Richard Florida analyzes Pew Research Center marriage statistics at The Atlantic this week. He is particularly interested in the "Larry King effect" — people who have multiple marriages, defined as 3+ marriages. In fact, one in twenty Americans who report they have ever been married have been married three or more times.
First of all, three is the right threshold for the "multiples" analysis. I’m unmarried and teeter dangerously on serial monogamy — I completely understand the impetus to move on quickly from a failed relationship, to incorporate the lessons and try, try again on the next. Indeed, I’m unmarried precisely because I know how tempting it can be to forge ahead, how reckless that decision can be, and that the gravity of a contract to which God is a signatory should counsel against leaping without full, unadulterated certainty.
So studying these serial marriage statistics I’m struck by the idea of gleaning some important lesson, to learn the patterns that don’t work and to anticipate those in my own path. Some of these patterns are surprising.
I would’ve thought, for instance, that more members of a "creative class" would have multiple marriages than members in a neutral group, but evidently that class shows the highest negative correlation to mult marriages. Whether this indicates that fewer creative folks tie the knot is rather besides the point; from my perspective, I’m less interested in patterned serial monogamy and more in the idea of preserving some community sense of marriage sanctity.
Some of the statistics are predictable, and some, frankly, Florida massages (see his strained religious correlation at the bottom). But it’s worth taking a look nonetheless:
Class: Serial marriage was less likely in states with high creative class concentrations (a correlation coefficient of -.59). Conversely, it was was much more likely in working class states (.63). The effect of class was about the same as for income (-.58) and human capital (-.65). When we controlled for income, the association between class and marriage remained significant (-.33 for the creative class and .39 for the working class). Class appears to have a relationship to multiple marriage which is distinct from income.
Immigrants, Gays, and Bohemians: Multiple marriage was significantly less likely in states with high immigrant concentrations (-.38). Multiple marriage was also less likely in states with high bohemian concentrations (-.49). So much for the libertine bohemian lifestyle – at least when it comes to multiple marriage that is. There was no correlation between multiple marriage and the share of the gay population.

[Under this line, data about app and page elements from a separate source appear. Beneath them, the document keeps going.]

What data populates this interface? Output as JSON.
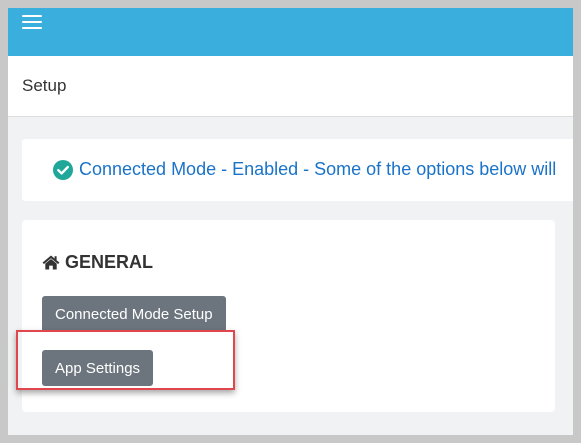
{
  "header": {
    "menu_icon": "hamburger-icon"
  },
  "subheader": {
    "title": "Setup"
  },
  "alert": {
    "icon": "check-circle-icon",
    "message": "Connected Mode - Enabled - Some of the options below will"
  },
  "general": {
    "icon": "home-icon",
    "heading": "GENERAL",
    "buttons": [
      {
        "label": "Connected Mode Setup"
      },
      {
        "label": "App Settings"
      }
    ]
  },
  "colors": {
    "topbar": "#3aafdd",
    "alert_text": "#1a73c8",
    "check_icon": "#1fa79a",
    "button_bg": "#6c757d",
    "highlight": "#e0464b"
  }
}
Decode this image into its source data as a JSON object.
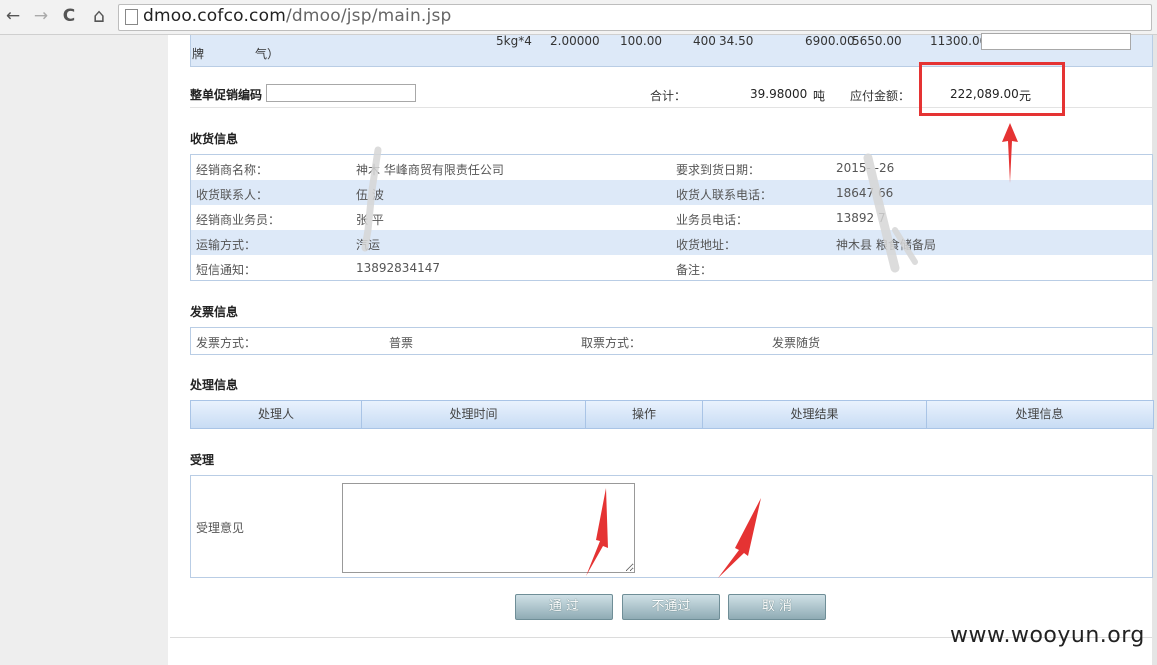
{
  "browser": {
    "back_icon": "←",
    "forward_icon": "→",
    "reload_icon": "C",
    "home_icon": "⌂",
    "url_host": "dmoo.cofco.com",
    "url_path": "/dmoo/jsp/main.jsp"
  },
  "product_row": {
    "brand_prefix": "牌",
    "brand_suffix": "气）",
    "spec": "5kg*4",
    "qty": "2.00000",
    "price1": "100.00",
    "price2": "400",
    "price3": "34.50",
    "amount1": "6900.00",
    "amount2": "5650.00",
    "amount3": "11300.00"
  },
  "summary": {
    "promo_label": "整单促销编码",
    "total_label": "合计：",
    "total_value": "39.98000",
    "total_unit": "吨",
    "payable_label": "应付金额：",
    "payable_value": "222,089.00",
    "payable_unit": "元"
  },
  "receipt": {
    "title": "收货信息",
    "rows": [
      {
        "l1": "经销商名称：",
        "v1": "神木   华峰商贸有限责任公司",
        "l2": "要求到货日期：",
        "v2": "2015-   -26"
      },
      {
        "l1": "收货联系人：",
        "v1": "伍   波",
        "l2": "收货人联系电话：",
        "v2": "18647    66"
      },
      {
        "l1": "经销商业务员：",
        "v1": "张   平",
        "l2": "业务员电话：",
        "v2": "13892    7"
      },
      {
        "l1": "运输方式：",
        "v1": "汽运",
        "l2": "收货地址：",
        "v2": "神木县   粮食储备局"
      },
      {
        "l1": "短信通知：",
        "v1": "13892834147",
        "l2": "备注：",
        "v2": ""
      }
    ]
  },
  "invoice": {
    "title": "发票信息",
    "method_label": "发票方式：",
    "method_value": "普票",
    "pickup_label": "取票方式：",
    "pickup_value": "发票随货"
  },
  "processing": {
    "title": "处理信息",
    "columns": [
      "处理人",
      "处理时间",
      "操作",
      "处理结果",
      "处理信息"
    ]
  },
  "accept": {
    "title": "受理",
    "opinion_label": "受理意见"
  },
  "buttons": {
    "pass": "通 过",
    "reject": "不通过",
    "cancel": "取 消"
  },
  "watermark": "www.wooyun.org",
  "colors": {
    "annotation_red": "#e53333",
    "row_blue": "#dde9f8",
    "border_blue": "#b9cde5"
  }
}
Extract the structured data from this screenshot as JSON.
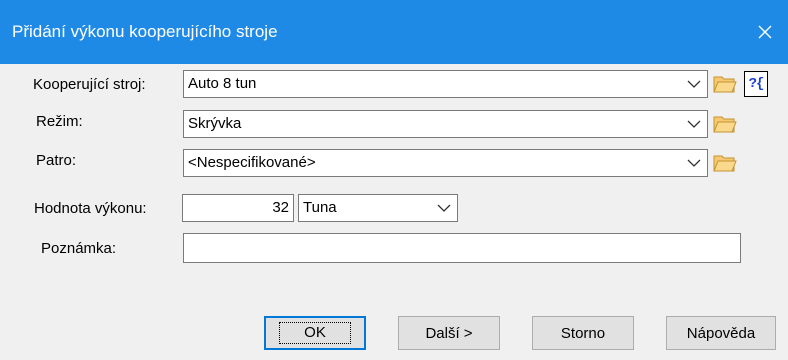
{
  "window": {
    "title": "Přidání výkonu kooperujícího stroje"
  },
  "form": {
    "machine": {
      "label": "Kooperující stroj:",
      "value": "Auto 8 tun",
      "help_text": "?{"
    },
    "mode": {
      "label": "Režim:",
      "value": "Skrývka"
    },
    "floor": {
      "label": "Patro:",
      "value": "<Nespecifikované>"
    },
    "performance": {
      "label": "Hodnota výkonu:",
      "value": "32",
      "unit": "Tuna"
    },
    "note": {
      "label": "Poznámka:",
      "value": ""
    }
  },
  "buttons": {
    "ok": "OK",
    "next": "Další >",
    "cancel": "Storno",
    "help": "Nápověda"
  },
  "colors": {
    "titlebar": "#1e8ae6",
    "folder_fill": "#f5c871",
    "folder_stroke": "#c4932f",
    "focus_border": "#0078d7"
  }
}
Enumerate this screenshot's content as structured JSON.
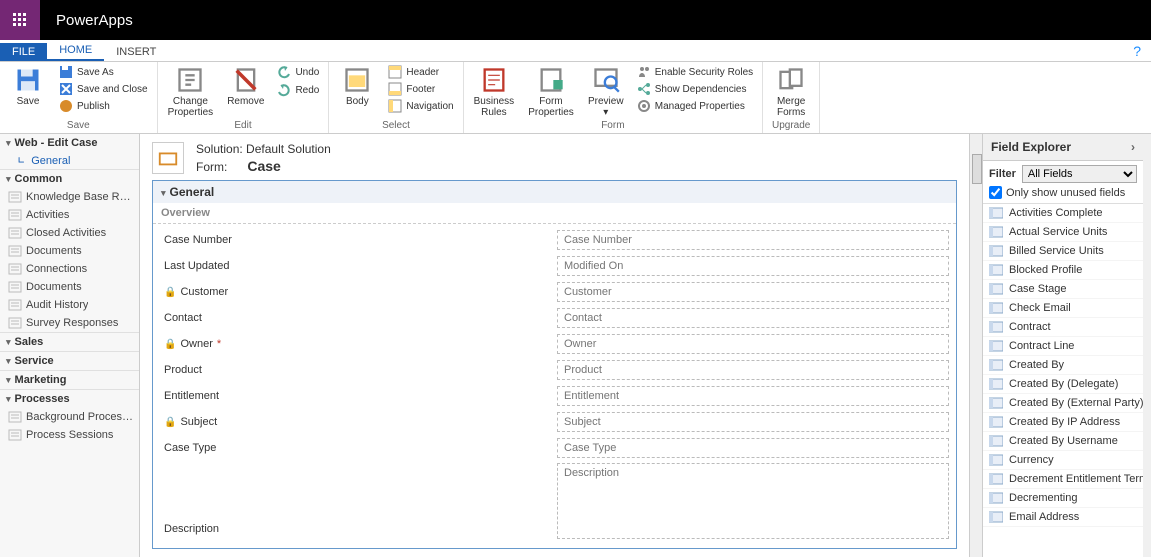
{
  "brand": "PowerApps",
  "tabs": {
    "file": "FILE",
    "home": "HOME",
    "insert": "INSERT"
  },
  "ribbon": {
    "save": {
      "save": "Save",
      "saveAs": "Save As",
      "saveClose": "Save and Close",
      "publish": "Publish",
      "group": "Save"
    },
    "edit": {
      "changeProps": "Change\nProperties",
      "remove": "Remove",
      "undo": "Undo",
      "redo": "Redo",
      "group": "Edit"
    },
    "select": {
      "body": "Body",
      "header": "Header",
      "footer": "Footer",
      "navigation": "Navigation",
      "group": "Select"
    },
    "form": {
      "bizRules": "Business\nRules",
      "formProps": "Form\nProperties",
      "preview": "Preview",
      "enableSec": "Enable Security Roles",
      "showDeps": "Show Dependencies",
      "managedProps": "Managed Properties",
      "group": "Form"
    },
    "upgrade": {
      "merge": "Merge\nForms",
      "group": "Upgrade"
    }
  },
  "leftnav": {
    "webEdit": "Web - Edit Case",
    "general": "General",
    "common": "Common",
    "commonItems": [
      "Knowledge Base Reco…",
      "Activities",
      "Closed Activities",
      "Documents",
      "Connections",
      "Documents",
      "Audit History",
      "Survey Responses"
    ],
    "sales": "Sales",
    "service": "Service",
    "marketing": "Marketing",
    "processes": "Processes",
    "processItems": [
      "Background Processes",
      "Process Sessions"
    ]
  },
  "formHeader": {
    "solutionLabel": "Solution:",
    "solutionValue": "Default Solution",
    "formLabel": "Form:",
    "formValue": "Case"
  },
  "section": {
    "general": "General",
    "overview": "Overview"
  },
  "fields": [
    {
      "label": "Case Number",
      "ph": "Case Number",
      "locked": false,
      "required": false
    },
    {
      "label": "Last Updated",
      "ph": "Modified On",
      "locked": false,
      "required": false
    },
    {
      "label": "Customer",
      "ph": "Customer",
      "locked": true,
      "required": false
    },
    {
      "label": "Contact",
      "ph": "Contact",
      "locked": false,
      "required": false
    },
    {
      "label": "Owner",
      "ph": "Owner",
      "locked": true,
      "required": true
    },
    {
      "label": "Product",
      "ph": "Product",
      "locked": false,
      "required": false
    },
    {
      "label": "Entitlement",
      "ph": "Entitlement",
      "locked": false,
      "required": false
    },
    {
      "label": "Subject",
      "ph": "Subject",
      "locked": true,
      "required": false
    },
    {
      "label": "Case Type",
      "ph": "Case Type",
      "locked": false,
      "required": false
    }
  ],
  "descField": {
    "label": "Description",
    "ph": "Description"
  },
  "rightPanel": {
    "title": "Field Explorer",
    "filterLabel": "Filter",
    "filterValue": "All Fields",
    "onlyUnused": "Only show unused fields",
    "items": [
      "Activities Complete",
      "Actual Service Units",
      "Billed Service Units",
      "Blocked Profile",
      "Case Stage",
      "Check Email",
      "Contract",
      "Contract Line",
      "Created By",
      "Created By (Delegate)",
      "Created By (External Party)",
      "Created By IP Address",
      "Created By Username",
      "Currency",
      "Decrement Entitlement Terms",
      "Decrementing",
      "Email Address"
    ]
  }
}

Religion: The Pew study did not find a strong correlation between religion – measured as the percentage of people who said religion was "very important" in their lives – and marriage or divorce patterns. Our analysis suggests at least a moderate one. Religion was positively associated with multiple marriage (.43). Multiple marriage was more likely in more religious states